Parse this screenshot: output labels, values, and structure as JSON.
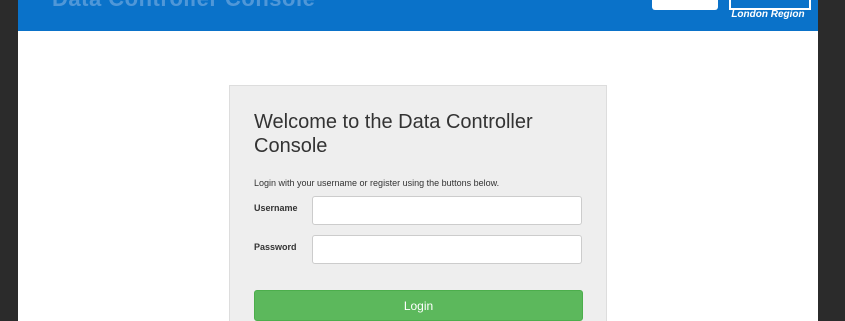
{
  "banner": {
    "title": "Data Controller Console",
    "region": "London Region"
  },
  "login": {
    "heading": "Welcome to the Data Controller Console",
    "instructions": "Login with your username or register using the buttons below.",
    "username_label": "Username",
    "password_label": "Password",
    "username_value": "",
    "password_value": "",
    "button_label": "Login"
  },
  "colors": {
    "banner": "#0a72c9",
    "panel": "#eeeeee",
    "login_button": "#5cb85c"
  }
}
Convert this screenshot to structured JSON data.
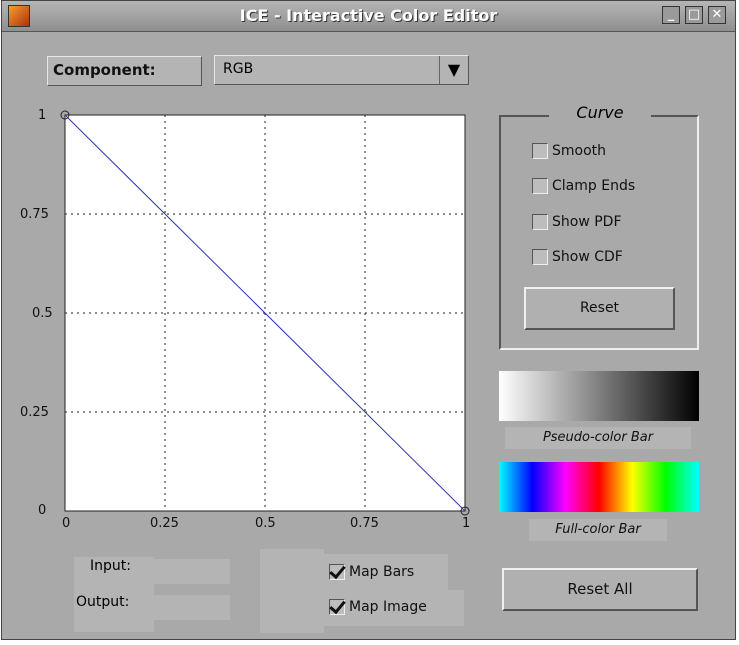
{
  "window": {
    "title": "ICE - Interactive Color Editor"
  },
  "component": {
    "label": "Component:",
    "selected": "RGB"
  },
  "plot": {
    "x_ticks": [
      "0",
      "0.25",
      "0.5",
      "0.75",
      "1"
    ],
    "y_ticks": [
      "1",
      "0.75",
      "0.5",
      "0.25",
      "0"
    ],
    "curve_color": "#3030b0"
  },
  "curve_panel": {
    "title": "Curve",
    "options": [
      {
        "label": "Smooth",
        "checked": false
      },
      {
        "label": "Clamp Ends",
        "checked": false
      },
      {
        "label": "Show PDF",
        "checked": false
      },
      {
        "label": "Show CDF",
        "checked": false
      }
    ],
    "reset_label": "Reset"
  },
  "pseudo_bar": {
    "label": "Pseudo-color Bar"
  },
  "full_bar": {
    "label": "Full-color Bar"
  },
  "io": {
    "input_label": "Input:",
    "output_label": "Output:",
    "input_value": "",
    "output_value": ""
  },
  "map": {
    "bars_label": "Map Bars",
    "bars_checked": true,
    "image_label": "Map Image",
    "image_checked": true
  },
  "reset_all_label": "Reset All"
}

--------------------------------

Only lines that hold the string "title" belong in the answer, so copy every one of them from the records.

# [Answer box]
    "title": "Data Controller Console",
    "title": "ICE - Interactive Color Editor"
    "title": "Curve",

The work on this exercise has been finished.